## REQUIRED ACTION
Count every line in the records below that contains the string "arrow". Report that number alone.

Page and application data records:
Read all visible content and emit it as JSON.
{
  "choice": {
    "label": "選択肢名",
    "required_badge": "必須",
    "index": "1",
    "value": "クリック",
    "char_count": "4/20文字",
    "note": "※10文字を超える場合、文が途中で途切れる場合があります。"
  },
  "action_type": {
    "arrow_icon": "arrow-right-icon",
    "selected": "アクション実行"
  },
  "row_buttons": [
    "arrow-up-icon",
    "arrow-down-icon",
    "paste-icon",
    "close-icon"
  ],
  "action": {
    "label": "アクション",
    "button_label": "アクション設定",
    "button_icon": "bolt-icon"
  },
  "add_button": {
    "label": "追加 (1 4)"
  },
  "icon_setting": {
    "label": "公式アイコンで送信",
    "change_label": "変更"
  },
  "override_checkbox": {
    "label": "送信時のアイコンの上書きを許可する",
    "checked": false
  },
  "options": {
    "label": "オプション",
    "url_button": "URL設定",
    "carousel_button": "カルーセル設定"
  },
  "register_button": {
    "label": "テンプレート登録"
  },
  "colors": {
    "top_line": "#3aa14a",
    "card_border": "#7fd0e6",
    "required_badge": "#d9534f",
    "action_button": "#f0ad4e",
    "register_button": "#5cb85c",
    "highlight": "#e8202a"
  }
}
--
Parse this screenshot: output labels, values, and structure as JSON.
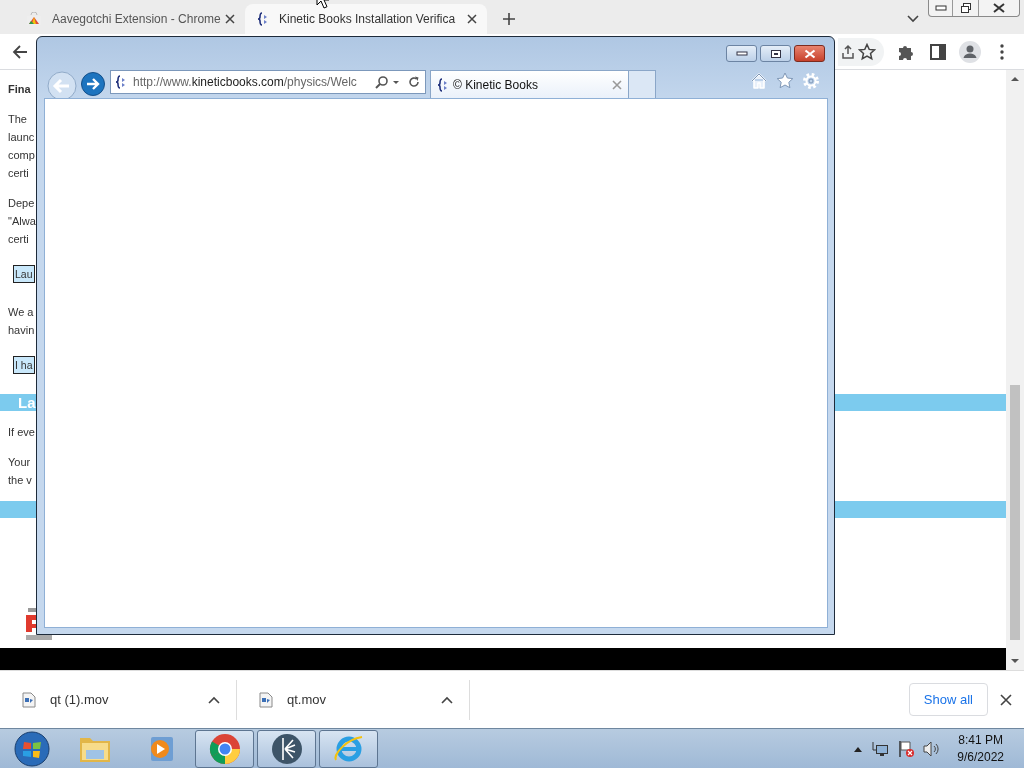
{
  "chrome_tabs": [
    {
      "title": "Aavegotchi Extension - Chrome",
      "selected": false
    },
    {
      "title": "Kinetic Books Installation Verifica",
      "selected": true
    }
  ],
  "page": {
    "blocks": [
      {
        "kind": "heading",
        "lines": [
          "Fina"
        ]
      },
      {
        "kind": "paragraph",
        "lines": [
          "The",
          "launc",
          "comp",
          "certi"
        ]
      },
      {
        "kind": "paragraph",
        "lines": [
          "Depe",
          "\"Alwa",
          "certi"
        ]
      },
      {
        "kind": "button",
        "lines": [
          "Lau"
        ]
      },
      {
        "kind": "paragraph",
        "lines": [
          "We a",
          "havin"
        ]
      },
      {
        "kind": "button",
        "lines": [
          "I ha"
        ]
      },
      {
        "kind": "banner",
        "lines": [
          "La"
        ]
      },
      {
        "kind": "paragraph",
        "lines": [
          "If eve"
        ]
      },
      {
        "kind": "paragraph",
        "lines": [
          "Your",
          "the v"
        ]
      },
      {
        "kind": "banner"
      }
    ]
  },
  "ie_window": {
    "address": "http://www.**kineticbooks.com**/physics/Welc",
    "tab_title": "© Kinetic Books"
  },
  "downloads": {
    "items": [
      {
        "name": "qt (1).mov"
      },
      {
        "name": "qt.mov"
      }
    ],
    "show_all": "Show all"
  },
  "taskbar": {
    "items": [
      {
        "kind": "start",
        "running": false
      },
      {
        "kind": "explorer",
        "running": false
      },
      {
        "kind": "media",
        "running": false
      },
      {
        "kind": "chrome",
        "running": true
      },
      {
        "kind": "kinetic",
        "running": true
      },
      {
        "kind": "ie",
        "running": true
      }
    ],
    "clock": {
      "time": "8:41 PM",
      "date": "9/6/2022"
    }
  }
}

## EXERCISE OUTPUT
3